Jack Fleck denies Hogan another U.S. Open
On this day, In 1955 Jack Fleck won the 55th edition of the U.S. Open over Ben Hogan in an 18 hole playoff. Fleck, a municipal course pro from Iowa, registered one of the greatest upsets in golf history at the Olympic Club in San Francisco.
After Hogan made par on the 72nd hole to post a 287 total, most observers believed that he had already locked up the championship. Gene Sarazen, providing television commentary, congratulated him on the win and the NBC broadcast went off the air after proclaiming Hogan the champion. Fleck, however, was only a stroke behind playing the 14th. A bogey there, however, dropped him to two back. Fleck then made birdie on 15 and pars at 16 and 17, after a 50-foot birdie attempt lipped out. Needing a birdie on 18 to tie Hogan, Fleck played his approach from the edge of the rough to 8 feet, then knocked in the putt for a 67 and forced an 18-hole playoff on Sunday
The Sunday playoff
Despite overwhelming odds against him, Fleck held a two-stroke lead over Hogan at the turn. After a third consecutive birdie at 10, Fleck’s lead was three. But after a bogey at 17, the lead had dropped to just a single stroke on the 18th tee.

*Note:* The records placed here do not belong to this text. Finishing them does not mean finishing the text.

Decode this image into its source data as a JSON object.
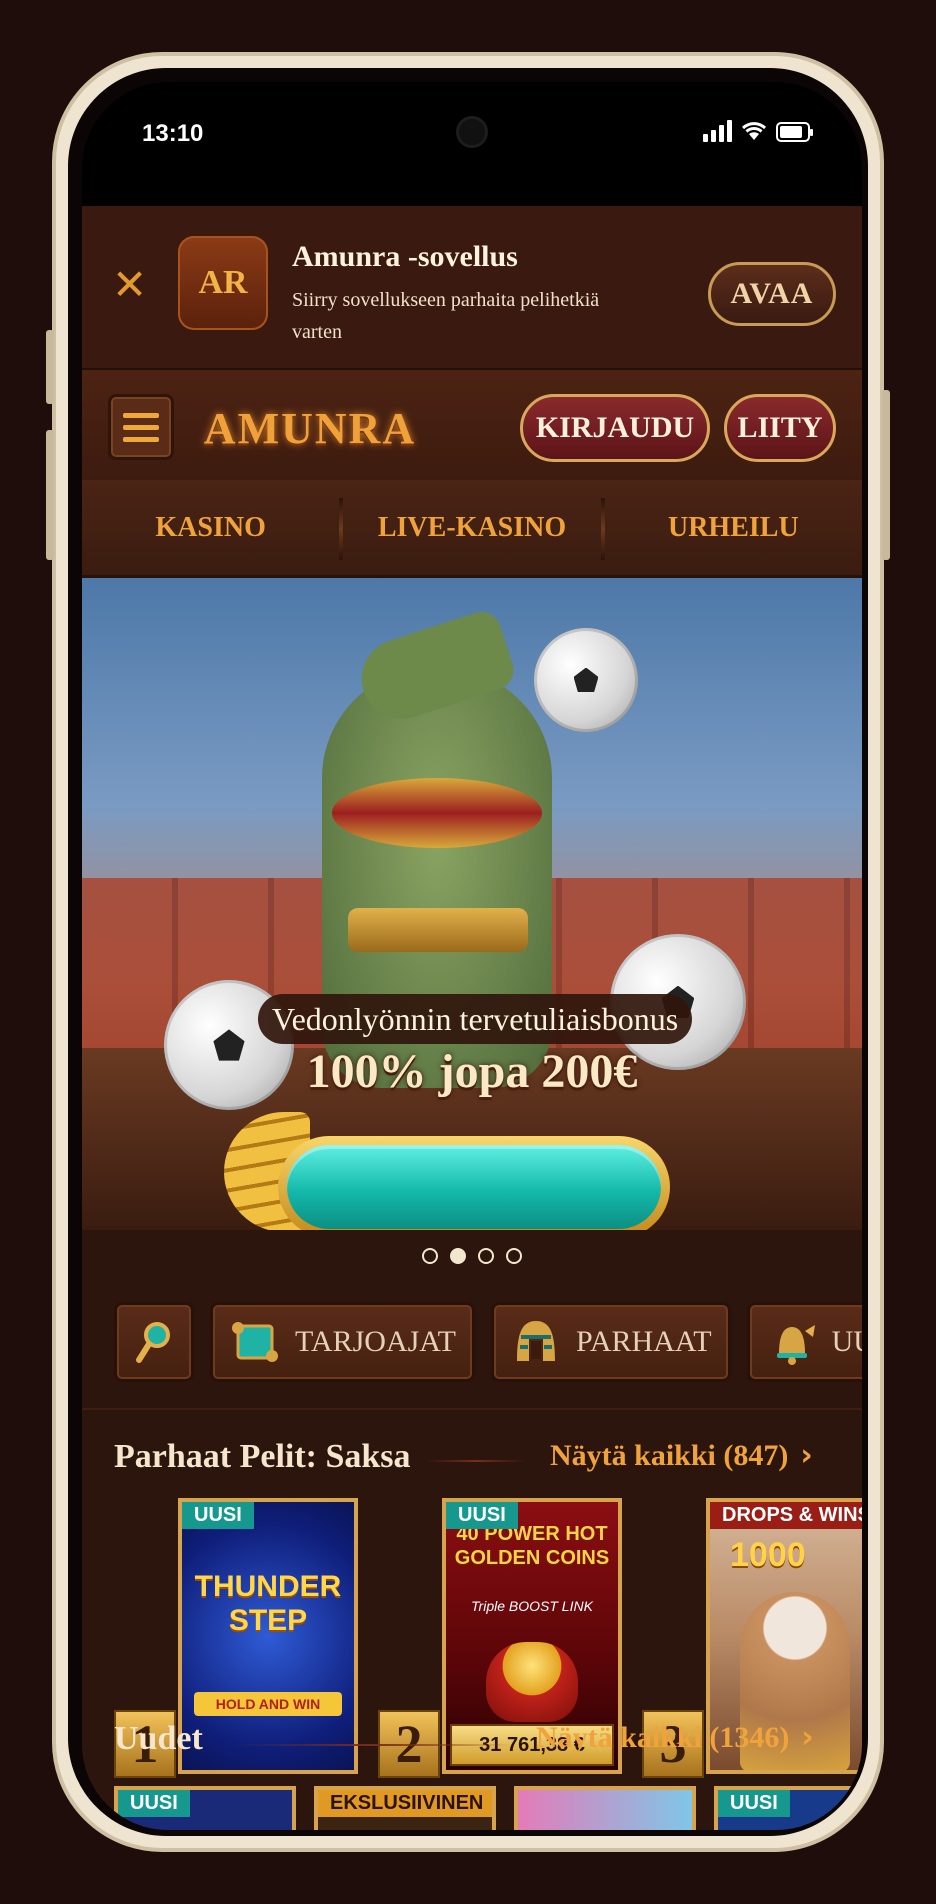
{
  "status_bar": {
    "time": "13:10"
  },
  "app_banner": {
    "title": "Amunra -sovellus",
    "subtitle": "Siirry sovellukseen parhaita pelihetkiä varten",
    "open_label": "AVAA",
    "logo_text": "AR"
  },
  "header": {
    "brand": "AMUNRA",
    "login_label": "KIRJAUDU",
    "join_label": "LIITY"
  },
  "nav": {
    "tabs": [
      "KASINO",
      "LIVE-KASINO",
      "URHEILU"
    ]
  },
  "hero": {
    "label": "Vedonlyönnin tervetuliaisbonus",
    "bonus": "100% jopa 200€",
    "slides": 4,
    "active_slide": 2
  },
  "categories": [
    {
      "icon": "search-icon",
      "label": ""
    },
    {
      "icon": "scroll-icon",
      "label": "TARJOAJAT"
    },
    {
      "icon": "pharaoh-icon",
      "label": "PARHAAT"
    },
    {
      "icon": "bell-icon",
      "label": "UUD"
    }
  ],
  "top_section": {
    "title": "Parhaat Pelit: Saksa",
    "link": "Näytä kaikki (847)",
    "games": [
      {
        "rank": "1",
        "badge": "UUSI",
        "name": "THUNDER STEP",
        "sub": "HOLD AND WIN",
        "jackpot": ""
      },
      {
        "rank": "2",
        "badge": "UUSI",
        "name": "40 POWER HOT GOLDEN COINS",
        "sub": "Triple BOOST LINK",
        "jackpot": "31 761,38 €"
      },
      {
        "rank": "3",
        "badge": "DROPS & WINS",
        "name": "1000",
        "sub": "",
        "jackpot": ""
      }
    ]
  },
  "new_section": {
    "title": "Uudet",
    "link": "Näytä kaikki (1346)",
    "badges": [
      "UUSI",
      "EKSLUSIIVINEN",
      "",
      "UUSI"
    ]
  },
  "colors": {
    "accent_orange": "#f0a33a",
    "teal_badge": "#16988f",
    "button_red": "#8a2a2c",
    "background": "#2c150d"
  }
}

Hogan hooked his drive into the very deep rough and took three strokes to get on the fairway: he made a 25-foot (8 m) putt to save double-bogey, but Fleck’s regulation par sealed the upset by three strokes, 69 to 72.
Facts on the 1955 U.S. Open
- This was the first U.S. Open at the Lake Course of the Olympic Club
- Fleck, won the U.S. Open with clubs manufactured by Hogan’s company
- Byron Nelson came out of semi-retirement to play in his final U.S. Open and finished in 28th place.
- Arnold Palmer made the cut for the first time at the U.S. Open and finished in 21st.
- For the first time since 1919, Gene Sarazen did not play in the U.S. Open, ending a streak of 31 consecutive appearances.